Melbourne, 9 November 2015: The Adani owned Chermichael Coal megamine approval by the Queensland government has been challenged by the Australian Conservation Foundation. The earlier approval which was struck done by a court was later reapproved last month by the Queensland Environment Minister Greg Hunt.

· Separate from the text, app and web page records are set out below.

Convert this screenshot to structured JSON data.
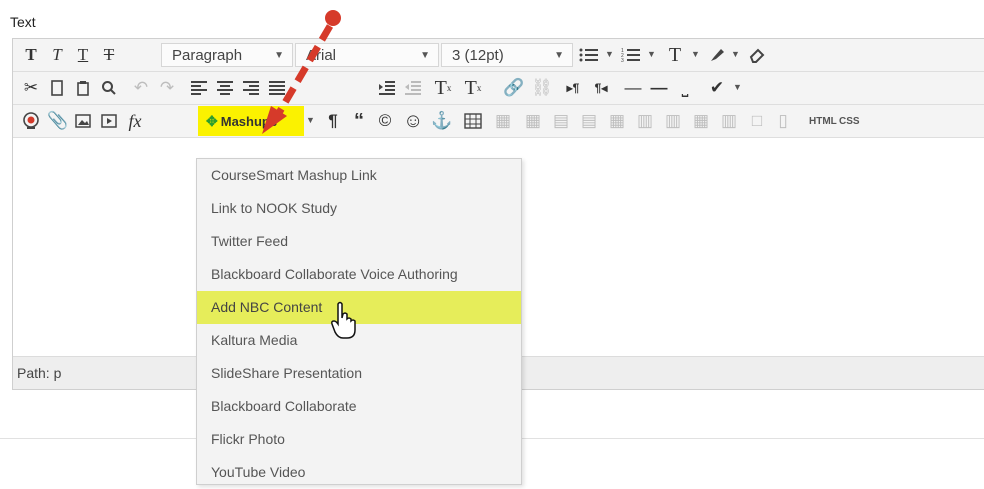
{
  "field_label": "Text",
  "toolbar1": {
    "bold": "T",
    "italic": "T",
    "underline": "T",
    "strike": "T",
    "format_select": "Paragraph",
    "font_select": "Arial",
    "size_select": "3 (12pt)"
  },
  "toolbar2": {
    "sup": "T",
    "sub": "T"
  },
  "toolbar3": {
    "fx": "fx",
    "mashups_label": "Mashups",
    "pilcrow": "¶",
    "quote": "“",
    "html": "HTML",
    "css": "CSS"
  },
  "path": "Path: p",
  "mashups_menu": {
    "items": [
      {
        "label": "CourseSmart Mashup Link"
      },
      {
        "label": "Link to NOOK Study"
      },
      {
        "label": "Twitter Feed"
      },
      {
        "label": "Blackboard Collaborate Voice Authoring"
      },
      {
        "label": "Add NBC Content"
      },
      {
        "label": "Kaltura Media"
      },
      {
        "label": "SlideShare Presentation"
      },
      {
        "label": "Blackboard Collaborate"
      },
      {
        "label": "Flickr Photo"
      },
      {
        "label": "YouTube Video"
      }
    ],
    "highlighted_index": 4
  },
  "colors": {
    "mashups_highlight": "#fbf200",
    "menu_highlight": "#e6ed5a",
    "arrow": "#d63a2a"
  }
}
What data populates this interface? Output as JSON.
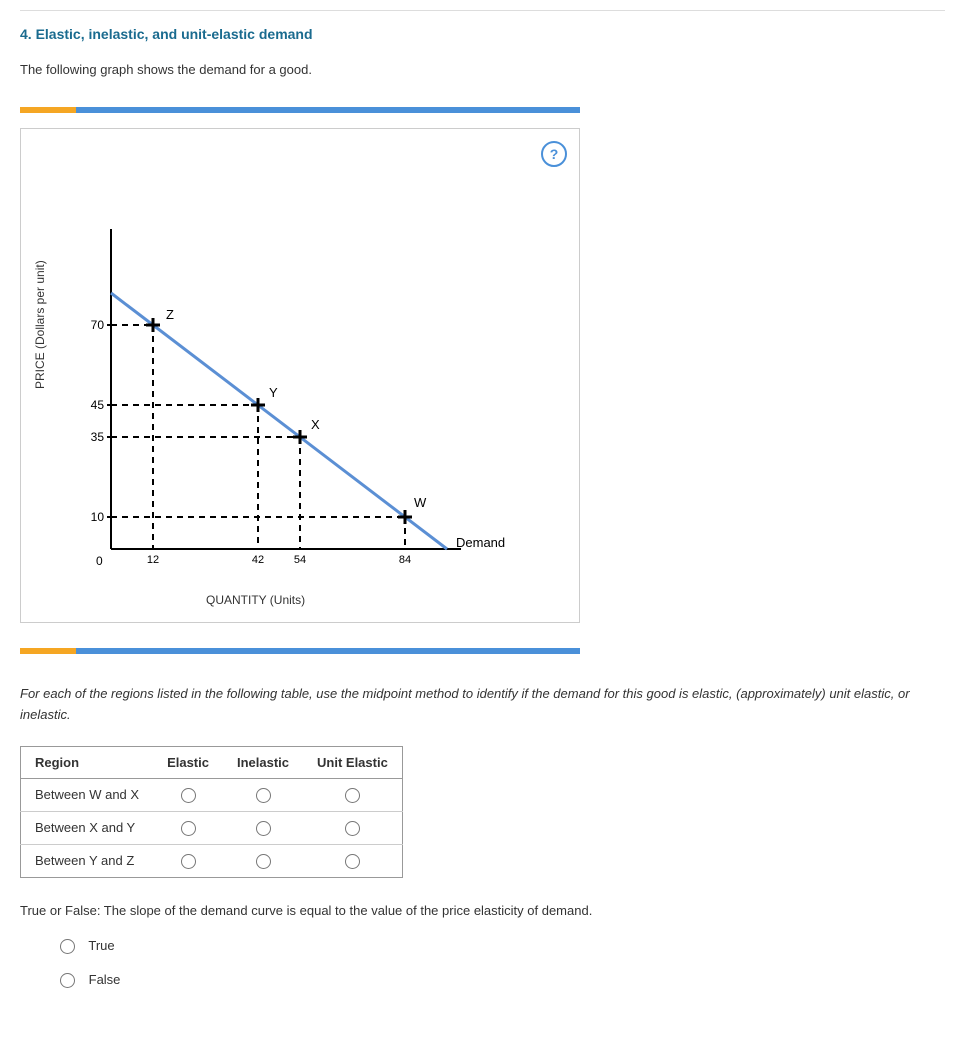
{
  "title": "4. Elastic, inelastic, and unit-elastic demand",
  "intro": "The following graph shows the demand for a good.",
  "help_icon": "?",
  "chart_data": {
    "type": "line",
    "xlabel": "QUANTITY (Units)",
    "ylabel": "PRICE (Dollars per unit)",
    "x_ticks": [
      0,
      12,
      42,
      54,
      84
    ],
    "y_ticks": [
      10,
      35,
      45,
      70
    ],
    "origin_label": "0",
    "demand_label": "Demand",
    "points": [
      {
        "label": "Z",
        "x": 12,
        "y": 70
      },
      {
        "label": "Y",
        "x": 42,
        "y": 45
      },
      {
        "label": "X",
        "x": 54,
        "y": 35
      },
      {
        "label": "W",
        "x": 84,
        "y": 10
      }
    ],
    "line_endpoints": [
      {
        "x": 0,
        "y": 80
      },
      {
        "x": 96,
        "y": 0
      }
    ],
    "x_max_visible": 100,
    "y_max_visible": 100
  },
  "instruction": "For each of the regions listed in the following table, use the midpoint method to identify if the demand for this good is elastic, (approximately) unit elastic, or inelastic.",
  "table": {
    "headers": [
      "Region",
      "Elastic",
      "Inelastic",
      "Unit Elastic"
    ],
    "rows": [
      {
        "region": "Between W and X"
      },
      {
        "region": "Between X and Y"
      },
      {
        "region": "Between Y and Z"
      }
    ]
  },
  "tf": {
    "question": "True or False: The slope of the demand curve is equal to the value of the price elasticity of demand.",
    "true_label": "True",
    "false_label": "False"
  }
}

The challenge is a judicial review of the Minister’s approval.

The Carmichael coal mine would be an absolute disaster for the Great Barrier Reef, our climate and the local environment if it proceeds,” said Shani Tager, Greenpeace Australia Pacific Reef Campaigner in a media release.

“They want a 28,000-hectare coal mine which will be responsible for 120 million tonnes of carbon dioxide every year and require millions of tonnes of seafloor in the Great Barrier Reef World Heritage Area to be dredged.

“If Minister Hunt and the Turnbull Government were serious about protecting the environment, they would have rejected this mine the first and the second time it came across their desks.

“It’s clear that they cannot be relied on to make decisions in the best interests of the community and the environment, so this legal challenge by the Australian Conservation Foundation (ACL) is crucial,” said Ms. Tager.

Meanwhile, the Mackay Conservation Group has welcomed the ACF legal action against the mine approval, in a media release.

Mackay Conservation Group acting coordinator, Peter McCallum, said “we welcome the intervention of Australia’s pre-eminent environmental organization in this legal process.”

Queensland treasury officials have called the mine “unbankable” and 14 international banks have said they won’t fund the project, which still needs $16billion to proceed.

- SAT News Service.